In December, Space Tech Analytics found that there are over 10,000 private space tech companies collectively valued at over $4 trillion in the world. Earlier this month, Citigroup reported the space industry should reach $1 trillion in annual revenue by 2040.
Space exploration isn’t just about colonizing Mars or putting boots back on the Moon. Tech entrepreneurs like SpaceX CEO Elon Musk and Amazon founder Jeff Bezos have long presented space travel as a solution to climate change by moving people or industrial work off Earth, but Kemp sees its potential for everyday commercial use.
“The thing about Astra is we are a space tech company, we aren’t a space travel company, space tourism, space solutions company,” he said. “There are a bunch of companies out there that are focused on rockets. We are focused on space services that can be consumed by our customers.”
Astra is breaking into the satellite launch market and competing for contracts with companies building broadband satellite constellations like OneWeb and Amazon’s Kuiper — competitors to SpaceX’s Starlink service.

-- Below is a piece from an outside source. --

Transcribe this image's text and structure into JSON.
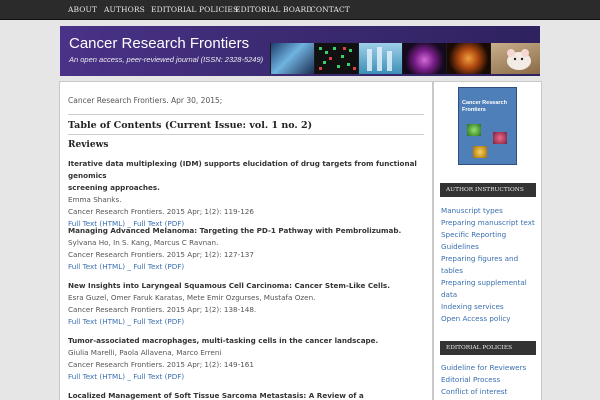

In March, Astra successfully deployed its first group of satellites after failing its very first operational payload launch the month before, Space.com reported.
But as interest in space continues to grow, Kemp said it cannot go unregulated, pointing to laws like the Outer Space Treaty of 1967 which have gone decades without scrutiny. The CEO said satellite data could quickly raise ethical concerns or issues related to national security.
Over the past few years, the number of satellites that have been launched into Earth’s lower orbit (LEO) have skyrocketed. In 2021, there were over 7,000 satellites in LEO, according to the United Nation’s Outer Space Objects Index.
And the number is expected to grow exponentially in coming years. SpaceX has said it plans to create a mega-constellation of over 42,000 Starlink satellites. NASA and astronomers have expressed concern over the growing number of satellites.
In February, the federal agency said the satellites could increase the potential for collisions in outer space and potentially interfere with future NASA missions. Astronomers have said the satellites could negatively impact astronomical research.
“We are trying to find this balance,” Kemp said, speaking of regulations. “It could be chaos, but with the appropriate level of governance we could have a global network of networks that connects every single billions devices on the planet.”
“We have to create an economy that in order to participate you have to conform to the norms and somebody has to find the norms,” Kemp added.
Courtesy/Source: Article originally posted on Business Insider